01 March 2013
Spring is in the air
A friend sent me a picture of his garden, which had been covered in snow for weeks. When it began to melt, he imagined that everything underneath would be bleak but was surprised to see that flowers had continued to grow. The snowdrops were the first to raise their heads.
A columnist in the Independent waxed lyrical about why these flawless little flowers give such joy: "I've long thought about this, and I don't think it is simply their pure beauty, affecting though that is. It's to do with their timing, appearing as they do when the earth is still under the lock and key of winter. They're the very first sign of something else, the Candlemas bells, an undeniable signal that the warm days will come again; and I'm sure they fill me with elation because what I am looking at, against the dead tones of the winter earth, is Hope, suddenly and unmistakably manifest in white."
Hope - we can't live without it. It is a staying power in the midst of the harshest and bleakest of winters. It sustains us in seasons when life's pressures weigh heavily.
Jesus points to the flowers when teaching his disciples not to be anxious about their own economic security but to seek God's kingdom and righteousness first: "And why do you worry about clothes? See how the lilies of the field grow. They do not labor or spin. Yet I tell you that not even Solomon in all his splendor was dressed like one of these. If that is how God clothes the grass of the field, which is here today and tomorrow is thrown into the fire, will he not much more clothe you, O you of little faith?" (Matthew 6:28-34).
Just look at the flowers. Their beauty and growth reflect a deep truth. The realisation that God has already taken care can bring this inner transformation from anxiety to trust.
"In the midst of winter, I found there was, within me an invincible summer", wrote the philosopher Albert Camus. But that invincibility is only within us because it's been given. The apostle Paul reflects most elaborately on the role of the Spirit in life in Romans 8: "The mind governed by the flesh is death, but the mind governed by the Spirit is life and peace… And if the Spirit of him who raised Jesus from the dead is living in you, he who raised Christ from the dead will also give life to your mortal bodies because of his Spirit who lives in you" (8:6-11).
Divine life given to us. We've received the first fruit and are sustained in hope in waiting for that what we do not yet have. God's power poured out into our weakness (8:23-27). The integral link between the enduring hope and the outpouring of the Spirit starts in Romans 5 and ends in 15: "May the God of hope fill you with all joy and peace as you trust in him, so that you may overflow with hope by the power of the Holy Spirit" (15:13).

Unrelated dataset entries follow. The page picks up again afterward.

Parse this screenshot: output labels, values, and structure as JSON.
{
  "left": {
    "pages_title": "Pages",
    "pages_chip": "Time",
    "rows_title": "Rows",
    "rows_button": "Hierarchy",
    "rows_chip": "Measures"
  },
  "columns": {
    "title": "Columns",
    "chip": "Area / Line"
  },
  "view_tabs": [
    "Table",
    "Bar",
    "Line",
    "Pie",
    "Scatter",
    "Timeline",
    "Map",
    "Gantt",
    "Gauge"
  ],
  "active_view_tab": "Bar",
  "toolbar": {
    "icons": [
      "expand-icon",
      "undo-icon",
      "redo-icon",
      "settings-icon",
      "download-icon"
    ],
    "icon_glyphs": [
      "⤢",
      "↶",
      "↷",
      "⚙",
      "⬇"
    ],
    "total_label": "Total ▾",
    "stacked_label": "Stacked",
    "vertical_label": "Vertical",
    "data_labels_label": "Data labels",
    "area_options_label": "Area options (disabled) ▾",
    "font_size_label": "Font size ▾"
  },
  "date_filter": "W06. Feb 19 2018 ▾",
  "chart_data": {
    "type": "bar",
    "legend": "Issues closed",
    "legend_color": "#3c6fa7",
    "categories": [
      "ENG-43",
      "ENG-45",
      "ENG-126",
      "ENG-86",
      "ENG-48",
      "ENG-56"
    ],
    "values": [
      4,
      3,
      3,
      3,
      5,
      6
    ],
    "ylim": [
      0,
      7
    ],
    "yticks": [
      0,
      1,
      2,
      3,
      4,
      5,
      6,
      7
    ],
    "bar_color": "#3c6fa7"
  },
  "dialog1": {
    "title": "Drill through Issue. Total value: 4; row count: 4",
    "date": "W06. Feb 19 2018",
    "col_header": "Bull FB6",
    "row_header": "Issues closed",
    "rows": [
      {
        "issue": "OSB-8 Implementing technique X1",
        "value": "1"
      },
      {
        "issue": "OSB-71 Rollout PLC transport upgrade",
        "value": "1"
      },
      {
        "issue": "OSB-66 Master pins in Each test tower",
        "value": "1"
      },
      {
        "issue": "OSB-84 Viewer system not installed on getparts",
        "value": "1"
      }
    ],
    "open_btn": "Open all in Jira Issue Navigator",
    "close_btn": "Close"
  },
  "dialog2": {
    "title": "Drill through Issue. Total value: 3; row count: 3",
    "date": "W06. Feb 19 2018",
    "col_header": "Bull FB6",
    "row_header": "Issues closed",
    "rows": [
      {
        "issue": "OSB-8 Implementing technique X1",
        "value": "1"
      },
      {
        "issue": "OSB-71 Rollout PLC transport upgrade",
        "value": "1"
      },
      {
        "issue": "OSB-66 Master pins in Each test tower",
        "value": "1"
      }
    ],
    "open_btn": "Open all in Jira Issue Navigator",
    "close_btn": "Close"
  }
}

The sturdy snowdrops remind us of the durability of God's promises. The rhythm of life is in his hands. Winter seasons do end – every year. Bareness really is not the last stage. So today, bloom where you are planted. In this season of austerity and insecurity, collectively we can signify hope, a reflection in the world that God takes care indeed.
"See! The winter is past; the rains are over and gone. Flowers appear on the earth; the season of singing has come", reflects Solomon in the Song of Songs (2:11). White snowdrops appeared yesterday; colorful crocuses today; bright daffodils tomorrow, followed by an array of pastel blossoms, fragrance and fruit.
May spring burst forth in our life - followed by an invincible summer in our world.
Marijke Hoek, Forum for Change coordinator